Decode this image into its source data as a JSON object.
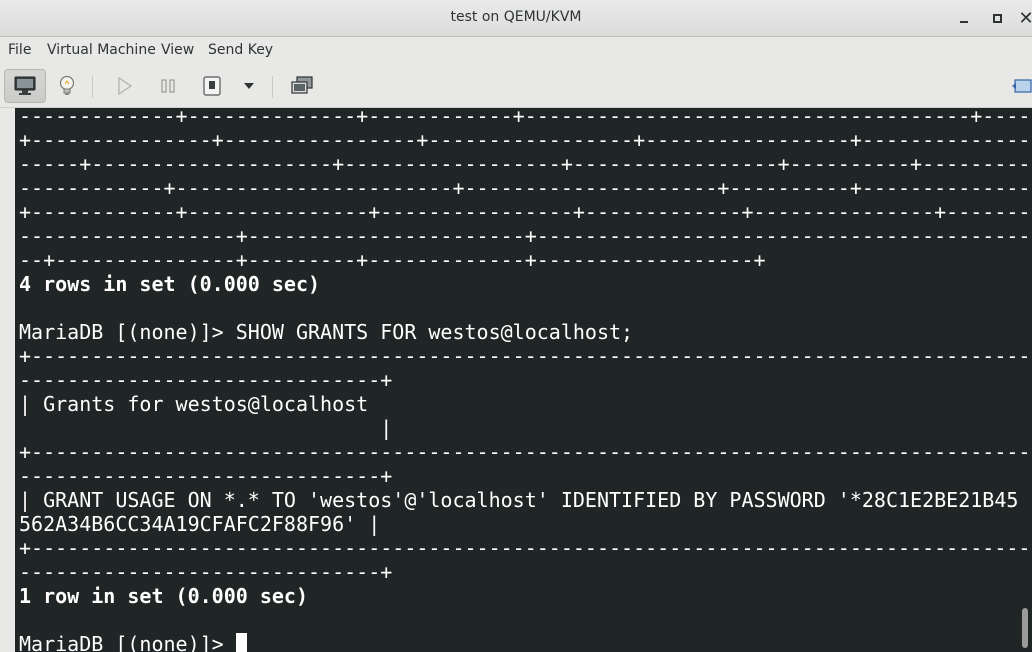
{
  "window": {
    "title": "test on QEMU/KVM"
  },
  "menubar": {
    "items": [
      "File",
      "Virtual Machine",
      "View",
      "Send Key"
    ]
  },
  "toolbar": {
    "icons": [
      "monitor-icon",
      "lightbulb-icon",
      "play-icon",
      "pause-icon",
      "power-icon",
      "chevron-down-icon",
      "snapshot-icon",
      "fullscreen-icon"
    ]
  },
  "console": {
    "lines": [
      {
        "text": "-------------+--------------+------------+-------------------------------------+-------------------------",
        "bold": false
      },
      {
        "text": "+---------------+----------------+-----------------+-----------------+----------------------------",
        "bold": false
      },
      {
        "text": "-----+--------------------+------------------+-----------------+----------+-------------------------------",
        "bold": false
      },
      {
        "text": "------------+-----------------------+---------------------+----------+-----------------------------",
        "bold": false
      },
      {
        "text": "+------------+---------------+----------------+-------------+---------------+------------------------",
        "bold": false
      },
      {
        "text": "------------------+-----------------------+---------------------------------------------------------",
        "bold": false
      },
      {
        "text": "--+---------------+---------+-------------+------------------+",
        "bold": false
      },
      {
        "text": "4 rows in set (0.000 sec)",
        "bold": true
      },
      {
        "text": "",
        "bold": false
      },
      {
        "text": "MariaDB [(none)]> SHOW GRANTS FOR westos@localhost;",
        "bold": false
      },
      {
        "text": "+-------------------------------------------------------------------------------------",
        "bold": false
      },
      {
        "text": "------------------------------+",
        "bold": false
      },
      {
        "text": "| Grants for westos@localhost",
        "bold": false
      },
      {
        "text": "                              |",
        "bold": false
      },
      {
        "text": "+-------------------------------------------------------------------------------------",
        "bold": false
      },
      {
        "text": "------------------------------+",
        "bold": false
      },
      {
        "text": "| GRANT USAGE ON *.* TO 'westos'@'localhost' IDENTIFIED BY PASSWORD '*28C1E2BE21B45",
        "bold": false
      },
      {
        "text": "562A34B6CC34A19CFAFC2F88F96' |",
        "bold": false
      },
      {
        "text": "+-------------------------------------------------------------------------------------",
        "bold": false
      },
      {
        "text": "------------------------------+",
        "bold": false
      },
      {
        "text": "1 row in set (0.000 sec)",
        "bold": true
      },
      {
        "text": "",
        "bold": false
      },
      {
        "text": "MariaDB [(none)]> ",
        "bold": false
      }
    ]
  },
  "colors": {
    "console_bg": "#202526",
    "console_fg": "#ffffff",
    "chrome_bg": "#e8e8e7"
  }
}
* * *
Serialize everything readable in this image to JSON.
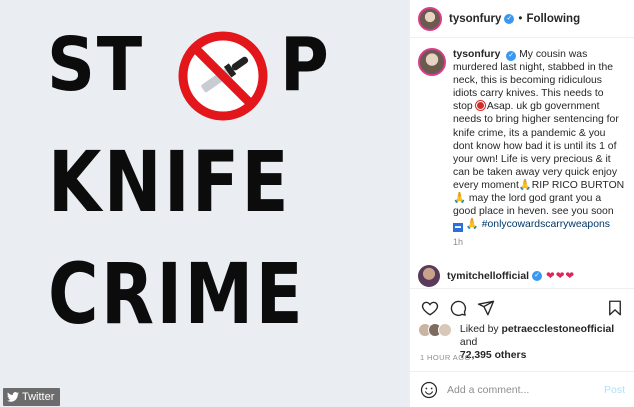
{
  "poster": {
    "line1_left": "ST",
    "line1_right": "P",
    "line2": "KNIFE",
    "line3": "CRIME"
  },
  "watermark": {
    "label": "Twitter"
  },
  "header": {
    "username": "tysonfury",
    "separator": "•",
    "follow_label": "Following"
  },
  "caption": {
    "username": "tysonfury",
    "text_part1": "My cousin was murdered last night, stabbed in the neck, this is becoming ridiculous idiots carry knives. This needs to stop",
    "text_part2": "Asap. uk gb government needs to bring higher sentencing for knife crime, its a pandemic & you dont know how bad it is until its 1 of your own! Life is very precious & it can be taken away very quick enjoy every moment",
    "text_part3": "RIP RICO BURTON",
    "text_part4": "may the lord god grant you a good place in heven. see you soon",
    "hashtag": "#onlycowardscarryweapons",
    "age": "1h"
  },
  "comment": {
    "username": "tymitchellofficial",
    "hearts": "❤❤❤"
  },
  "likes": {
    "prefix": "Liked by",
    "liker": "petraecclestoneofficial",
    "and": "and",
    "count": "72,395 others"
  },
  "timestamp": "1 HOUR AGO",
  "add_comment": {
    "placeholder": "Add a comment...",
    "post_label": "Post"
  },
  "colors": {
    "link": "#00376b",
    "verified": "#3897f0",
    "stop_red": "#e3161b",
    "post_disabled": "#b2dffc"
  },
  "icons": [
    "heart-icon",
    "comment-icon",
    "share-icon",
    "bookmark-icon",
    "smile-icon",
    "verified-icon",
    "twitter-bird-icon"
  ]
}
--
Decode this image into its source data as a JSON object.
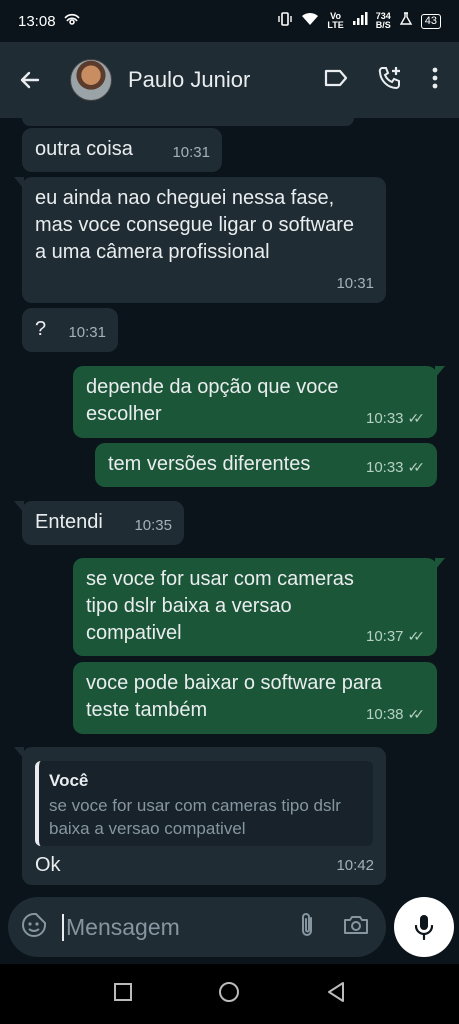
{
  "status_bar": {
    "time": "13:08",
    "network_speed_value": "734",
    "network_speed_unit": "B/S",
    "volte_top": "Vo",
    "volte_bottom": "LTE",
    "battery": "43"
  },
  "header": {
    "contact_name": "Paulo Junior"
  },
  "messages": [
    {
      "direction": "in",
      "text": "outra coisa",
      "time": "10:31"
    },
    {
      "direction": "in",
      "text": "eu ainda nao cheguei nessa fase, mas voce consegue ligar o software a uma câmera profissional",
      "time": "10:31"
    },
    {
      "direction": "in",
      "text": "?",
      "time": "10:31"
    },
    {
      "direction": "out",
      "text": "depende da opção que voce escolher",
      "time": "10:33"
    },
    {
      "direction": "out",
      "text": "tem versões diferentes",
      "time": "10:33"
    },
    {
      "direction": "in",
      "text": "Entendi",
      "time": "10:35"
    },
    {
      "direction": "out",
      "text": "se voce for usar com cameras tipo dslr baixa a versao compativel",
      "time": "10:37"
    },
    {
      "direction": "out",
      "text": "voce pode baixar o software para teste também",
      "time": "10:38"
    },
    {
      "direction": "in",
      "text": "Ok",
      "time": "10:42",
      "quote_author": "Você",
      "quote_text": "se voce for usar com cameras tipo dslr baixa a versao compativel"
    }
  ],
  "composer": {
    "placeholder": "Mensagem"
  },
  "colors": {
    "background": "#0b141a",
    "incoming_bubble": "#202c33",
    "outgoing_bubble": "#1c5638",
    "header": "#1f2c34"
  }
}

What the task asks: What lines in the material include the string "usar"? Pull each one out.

Answer:
      "text": "se voce for usar com cameras tipo dslr baixa a versao compativel",
      "quote_text": "se voce for usar com cameras tipo dslr baixa a versao compativel"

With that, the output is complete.